(Website and app data records)
::::::

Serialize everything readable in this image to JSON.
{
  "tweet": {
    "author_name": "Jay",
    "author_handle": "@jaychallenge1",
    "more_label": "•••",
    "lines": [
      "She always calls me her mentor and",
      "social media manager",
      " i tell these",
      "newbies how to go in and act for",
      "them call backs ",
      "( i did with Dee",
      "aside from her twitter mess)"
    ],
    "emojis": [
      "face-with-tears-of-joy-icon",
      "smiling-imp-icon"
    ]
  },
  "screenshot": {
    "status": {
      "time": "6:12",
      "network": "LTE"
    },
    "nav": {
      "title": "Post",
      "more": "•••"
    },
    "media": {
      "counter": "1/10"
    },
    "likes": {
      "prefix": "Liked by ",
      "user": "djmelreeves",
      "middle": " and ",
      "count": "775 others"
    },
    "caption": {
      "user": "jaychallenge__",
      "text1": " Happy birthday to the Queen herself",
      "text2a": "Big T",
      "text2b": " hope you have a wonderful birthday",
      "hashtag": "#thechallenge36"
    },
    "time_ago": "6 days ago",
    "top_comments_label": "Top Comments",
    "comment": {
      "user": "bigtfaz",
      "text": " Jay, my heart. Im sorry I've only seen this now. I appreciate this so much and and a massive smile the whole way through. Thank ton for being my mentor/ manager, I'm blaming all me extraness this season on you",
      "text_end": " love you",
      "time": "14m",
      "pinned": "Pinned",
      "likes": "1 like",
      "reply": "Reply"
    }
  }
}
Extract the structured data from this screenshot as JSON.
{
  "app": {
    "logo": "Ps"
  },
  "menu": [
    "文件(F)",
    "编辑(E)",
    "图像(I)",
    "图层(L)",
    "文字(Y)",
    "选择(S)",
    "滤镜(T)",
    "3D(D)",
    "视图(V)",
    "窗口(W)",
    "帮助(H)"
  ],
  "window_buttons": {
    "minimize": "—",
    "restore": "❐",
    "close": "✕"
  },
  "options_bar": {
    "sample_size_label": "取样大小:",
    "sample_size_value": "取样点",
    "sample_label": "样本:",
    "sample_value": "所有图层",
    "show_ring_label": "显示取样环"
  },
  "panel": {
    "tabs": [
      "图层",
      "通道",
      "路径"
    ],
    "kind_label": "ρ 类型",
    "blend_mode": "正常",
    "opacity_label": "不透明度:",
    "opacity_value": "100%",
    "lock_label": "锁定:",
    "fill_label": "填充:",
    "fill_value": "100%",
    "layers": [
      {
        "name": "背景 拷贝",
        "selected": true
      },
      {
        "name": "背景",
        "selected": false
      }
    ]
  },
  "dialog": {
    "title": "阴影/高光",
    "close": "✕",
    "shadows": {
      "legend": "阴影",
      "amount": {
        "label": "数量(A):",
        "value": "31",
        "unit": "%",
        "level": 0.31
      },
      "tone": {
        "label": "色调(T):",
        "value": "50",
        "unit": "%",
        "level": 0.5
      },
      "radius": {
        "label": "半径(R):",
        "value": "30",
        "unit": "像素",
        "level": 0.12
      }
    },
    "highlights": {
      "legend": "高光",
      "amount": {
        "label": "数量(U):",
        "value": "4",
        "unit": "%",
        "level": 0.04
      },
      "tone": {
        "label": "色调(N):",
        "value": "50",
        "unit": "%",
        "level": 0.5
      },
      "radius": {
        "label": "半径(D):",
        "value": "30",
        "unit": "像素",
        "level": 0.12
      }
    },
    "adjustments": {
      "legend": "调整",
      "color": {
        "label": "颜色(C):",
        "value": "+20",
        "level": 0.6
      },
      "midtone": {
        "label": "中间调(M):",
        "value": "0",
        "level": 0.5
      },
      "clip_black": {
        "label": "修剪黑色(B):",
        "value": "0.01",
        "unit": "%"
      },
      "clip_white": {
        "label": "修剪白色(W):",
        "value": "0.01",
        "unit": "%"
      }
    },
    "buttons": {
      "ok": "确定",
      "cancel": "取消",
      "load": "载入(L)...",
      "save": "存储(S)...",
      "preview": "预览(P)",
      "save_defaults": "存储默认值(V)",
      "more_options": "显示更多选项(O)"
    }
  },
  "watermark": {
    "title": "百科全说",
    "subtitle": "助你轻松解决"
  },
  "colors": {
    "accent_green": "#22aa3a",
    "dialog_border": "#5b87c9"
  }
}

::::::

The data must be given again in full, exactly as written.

Serialize everything readable in this image to JSON.
{
  "tweet": {
    "author_name": "Jay",
    "author_handle": "@jaychallenge1",
    "more_label": "•••",
    "lines": [
      "She always calls me her mentor and",
      "social media manager",
      " i tell these",
      "newbies how to go in and act for",
      "them call backs ",
      "( i did with Dee",
      "aside from her twitter mess)"
    ],
    "emojis": [
      "face-with-tears-of-joy-icon",
      "smiling-imp-icon"
    ]
  },
  "screenshot": {
    "status": {
      "time": "6:12",
      "network": "LTE"
    },
    "nav": {
      "title": "Post",
      "more": "•••"
    },
    "media": {
      "counter": "1/10"
    },
    "likes": {
      "prefix": "Liked by ",
      "user": "djmelreeves",
      "middle": " and ",
      "count": "775 others"
    },
    "caption": {
      "user": "jaychallenge__",
      "text1": " Happy birthday to the Queen herself",
      "text2a": "Big T",
      "text2b": " hope you have a wonderful birthday",
      "hashtag": "#thechallenge36"
    },
    "time_ago": "6 days ago",
    "top_comments_label": "Top Comments",
    "comment": {
      "user": "bigtfaz",
      "text": " Jay, my heart. Im sorry I've only seen this now. I appreciate this so much and and a massive smile the whole way through. Thank ton for being my mentor/ manager, I'm blaming all me extraness this season on you",
      "text_end": " love you",
      "time": "14m",
      "pinned": "Pinned",
      "likes": "1 like",
      "reply": "Reply"
    }
  }
}
Extract the structured data from this screenshot as JSON.
{
  "app": {
    "logo": "Ps"
  },
  "menu": [
    "文件(F)",
    "编辑(E)",
    "图像(I)",
    "图层(L)",
    "文字(Y)",
    "选择(S)",
    "滤镜(T)",
    "3D(D)",
    "视图(V)",
    "窗口(W)",
    "帮助(H)"
  ],
  "window_buttons": {
    "minimize": "—",
    "restore": "❐",
    "close": "✕"
  },
  "options_bar": {
    "sample_size_label": "取样大小:",
    "sample_size_value": "取样点",
    "sample_label": "样本:",
    "sample_value": "所有图层",
    "show_ring_label": "显示取样环"
  },
  "panel": {
    "tabs": [
      "图层",
      "通道",
      "路径"
    ],
    "kind_label": "ρ 类型",
    "blend_mode": "正常",
    "opacity_label": "不透明度:",
    "opacity_value": "100%",
    "lock_label": "锁定:",
    "fill_label": "填充:",
    "fill_value": "100%",
    "layers": [
      {
        "name": "背景 拷贝",
        "selected": true
      },
      {
        "name": "背景",
        "selected": false
      }
    ]
  },
  "dialog": {
    "title": "阴影/高光",
    "close": "✕",
    "shadows": {
      "legend": "阴影",
      "amount": {
        "label": "数量(A):",
        "value": "31",
        "unit": "%",
        "level": 0.31
      },
      "tone": {
        "label": "色调(T):",
        "value": "50",
        "unit": "%",
        "level": 0.5
      },
      "radius": {
        "label": "半径(R):",
        "value": "30",
        "unit": "像素",
        "level": 0.12
      }
    },
    "highlights": {
      "legend": "高光",
      "amount": {
        "label": "数量(U):",
        "value": "4",
        "unit": "%",
        "level": 0.04
      },
      "tone": {
        "label": "色调(N):",
        "value": "50",
        "unit": "%",
        "level": 0.5
      },
      "radius": {
        "label": "半径(D):",
        "value": "30",
        "unit": "像素",
        "level": 0.12
      }
    },
    "adjustments": {
      "legend": "调整",
      "color": {
        "label": "颜色(C):",
        "value": "+20",
        "level": 0.6
      },
      "midtone": {
        "label": "中间调(M):",
        "value": "0",
        "level": 0.5
      },
      "clip_black": {
        "label": "修剪黑色(B):",
        "value": "0.01",
        "unit": "%"
      },
      "clip_white": {
        "label": "修剪白色(W):",
        "value": "0.01",
        "unit": "%"
      }
    },
    "buttons": {
      "ok": "确定",
      "cancel": "取消",
      "load": "载入(L)...",
      "save": "存储(S)...",
      "preview": "预览(P)",
      "save_defaults": "存储默认值(V)",
      "more_options": "显示更多选项(O)"
    }
  },
  "watermark": {
    "title": "百科全说",
    "subtitle": "助你轻松解决"
  },
  "colors": {
    "accent_green": "#22aa3a",
    "dialog_border": "#5b87c9"
  }
}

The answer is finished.